Assigned task
Return each line of the records below that contains the word "CVEs".

(App and web page records)

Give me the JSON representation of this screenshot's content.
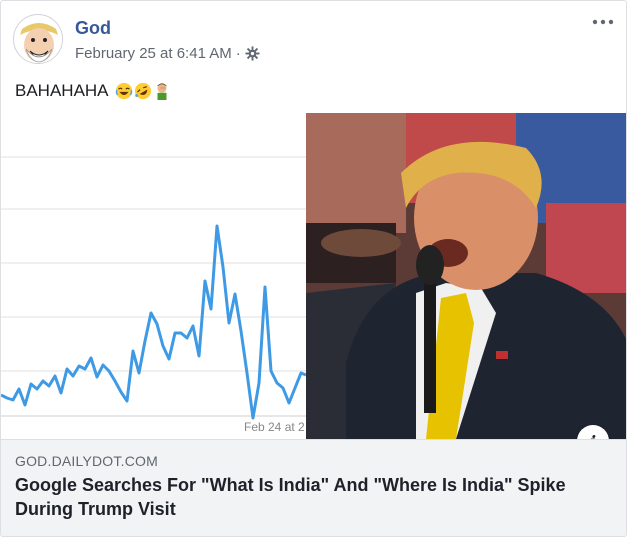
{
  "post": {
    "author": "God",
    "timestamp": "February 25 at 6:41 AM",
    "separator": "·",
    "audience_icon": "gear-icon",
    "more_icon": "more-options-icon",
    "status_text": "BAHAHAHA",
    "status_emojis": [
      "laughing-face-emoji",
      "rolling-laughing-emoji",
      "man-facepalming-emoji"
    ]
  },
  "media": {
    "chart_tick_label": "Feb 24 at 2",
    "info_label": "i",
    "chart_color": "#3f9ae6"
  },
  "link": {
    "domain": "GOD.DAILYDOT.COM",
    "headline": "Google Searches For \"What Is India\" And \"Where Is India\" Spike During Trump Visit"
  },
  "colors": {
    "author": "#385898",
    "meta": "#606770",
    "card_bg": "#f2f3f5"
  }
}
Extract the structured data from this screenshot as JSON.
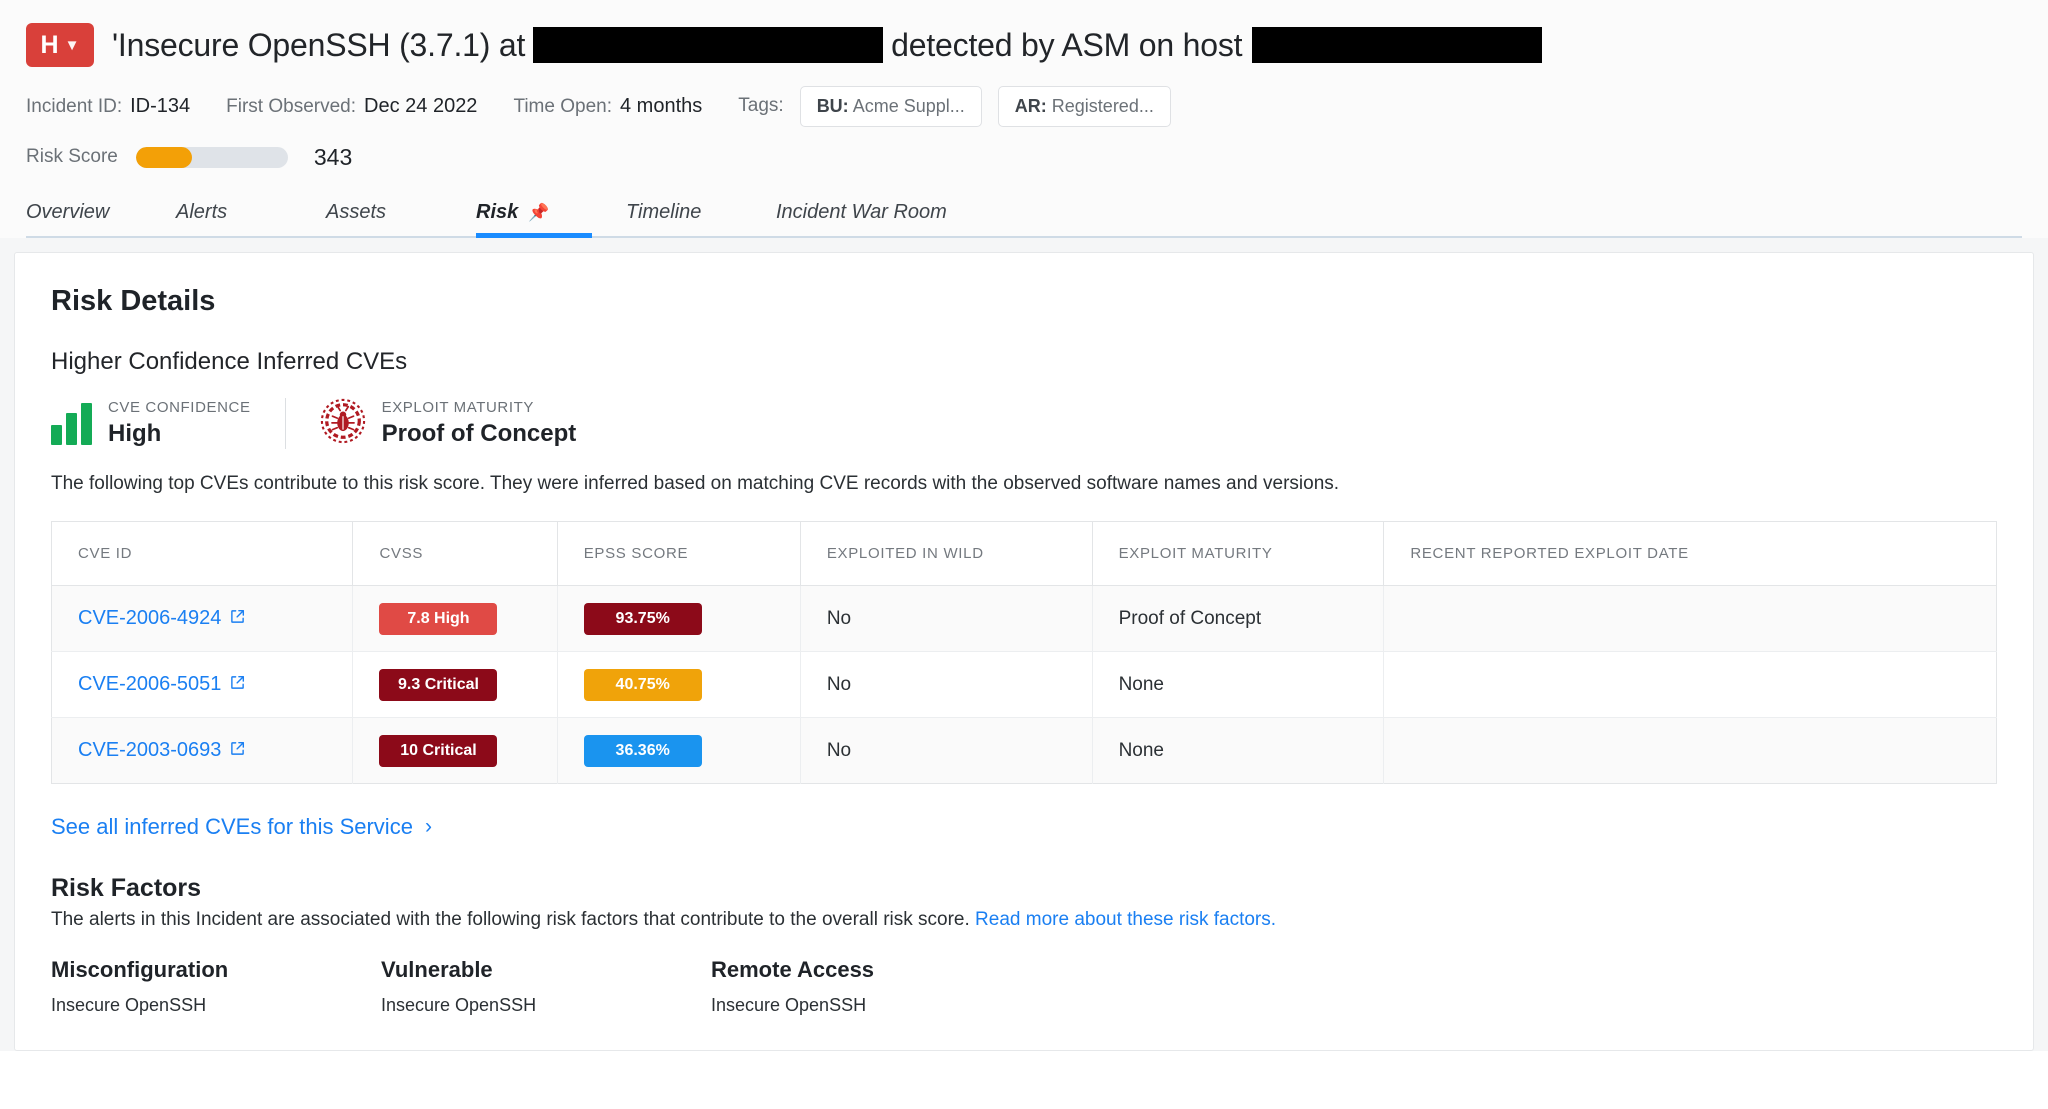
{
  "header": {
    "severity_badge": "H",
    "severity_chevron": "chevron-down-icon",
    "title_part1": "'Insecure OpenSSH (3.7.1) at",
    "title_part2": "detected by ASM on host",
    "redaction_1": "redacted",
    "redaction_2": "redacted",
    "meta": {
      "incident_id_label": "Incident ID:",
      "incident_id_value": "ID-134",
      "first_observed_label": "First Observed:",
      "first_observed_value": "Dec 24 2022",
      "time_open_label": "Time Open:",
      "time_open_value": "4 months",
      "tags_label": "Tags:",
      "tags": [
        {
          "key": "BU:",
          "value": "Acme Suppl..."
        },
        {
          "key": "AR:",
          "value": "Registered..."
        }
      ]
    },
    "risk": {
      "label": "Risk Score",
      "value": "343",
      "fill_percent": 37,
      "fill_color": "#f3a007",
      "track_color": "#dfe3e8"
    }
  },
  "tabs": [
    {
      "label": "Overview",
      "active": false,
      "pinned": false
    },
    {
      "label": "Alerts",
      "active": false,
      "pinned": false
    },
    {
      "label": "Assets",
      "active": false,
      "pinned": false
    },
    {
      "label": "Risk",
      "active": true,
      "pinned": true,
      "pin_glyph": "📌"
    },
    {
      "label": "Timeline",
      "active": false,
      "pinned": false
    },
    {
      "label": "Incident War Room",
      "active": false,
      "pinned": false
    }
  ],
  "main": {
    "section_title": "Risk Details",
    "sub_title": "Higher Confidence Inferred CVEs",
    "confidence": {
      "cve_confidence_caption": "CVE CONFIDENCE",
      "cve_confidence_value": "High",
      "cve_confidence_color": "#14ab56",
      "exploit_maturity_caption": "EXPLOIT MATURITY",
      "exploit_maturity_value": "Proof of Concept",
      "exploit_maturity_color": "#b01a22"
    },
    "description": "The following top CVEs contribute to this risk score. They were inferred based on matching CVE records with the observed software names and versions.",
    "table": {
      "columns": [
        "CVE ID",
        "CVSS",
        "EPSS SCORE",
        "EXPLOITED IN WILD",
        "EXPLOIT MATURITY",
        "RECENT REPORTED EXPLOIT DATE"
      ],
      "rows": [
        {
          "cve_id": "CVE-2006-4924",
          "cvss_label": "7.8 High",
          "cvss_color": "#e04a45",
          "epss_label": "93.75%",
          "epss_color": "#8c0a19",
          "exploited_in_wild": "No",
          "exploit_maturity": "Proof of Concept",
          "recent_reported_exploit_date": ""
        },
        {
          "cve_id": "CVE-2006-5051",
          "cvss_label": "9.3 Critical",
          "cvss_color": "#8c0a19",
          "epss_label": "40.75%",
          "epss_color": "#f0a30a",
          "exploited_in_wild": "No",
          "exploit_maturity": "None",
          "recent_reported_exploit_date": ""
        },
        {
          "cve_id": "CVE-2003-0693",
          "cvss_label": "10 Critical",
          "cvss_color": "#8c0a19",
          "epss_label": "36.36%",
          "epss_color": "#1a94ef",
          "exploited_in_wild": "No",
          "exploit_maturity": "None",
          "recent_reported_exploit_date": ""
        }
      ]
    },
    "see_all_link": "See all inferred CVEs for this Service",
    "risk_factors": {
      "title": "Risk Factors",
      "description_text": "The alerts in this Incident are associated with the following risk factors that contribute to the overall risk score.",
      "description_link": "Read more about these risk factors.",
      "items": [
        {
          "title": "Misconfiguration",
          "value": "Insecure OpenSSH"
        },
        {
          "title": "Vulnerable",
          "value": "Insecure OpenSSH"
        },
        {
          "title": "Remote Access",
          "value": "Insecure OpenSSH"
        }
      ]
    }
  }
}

Finished task
    "sub_title": "Higher Confidence Inferred CVEs",
    "description": "The following top CVEs contribute to this risk score. They were inferred based on matching CVE records with the observed software names and versions.",
    "see_all_link": "See all inferred CVEs for this Service",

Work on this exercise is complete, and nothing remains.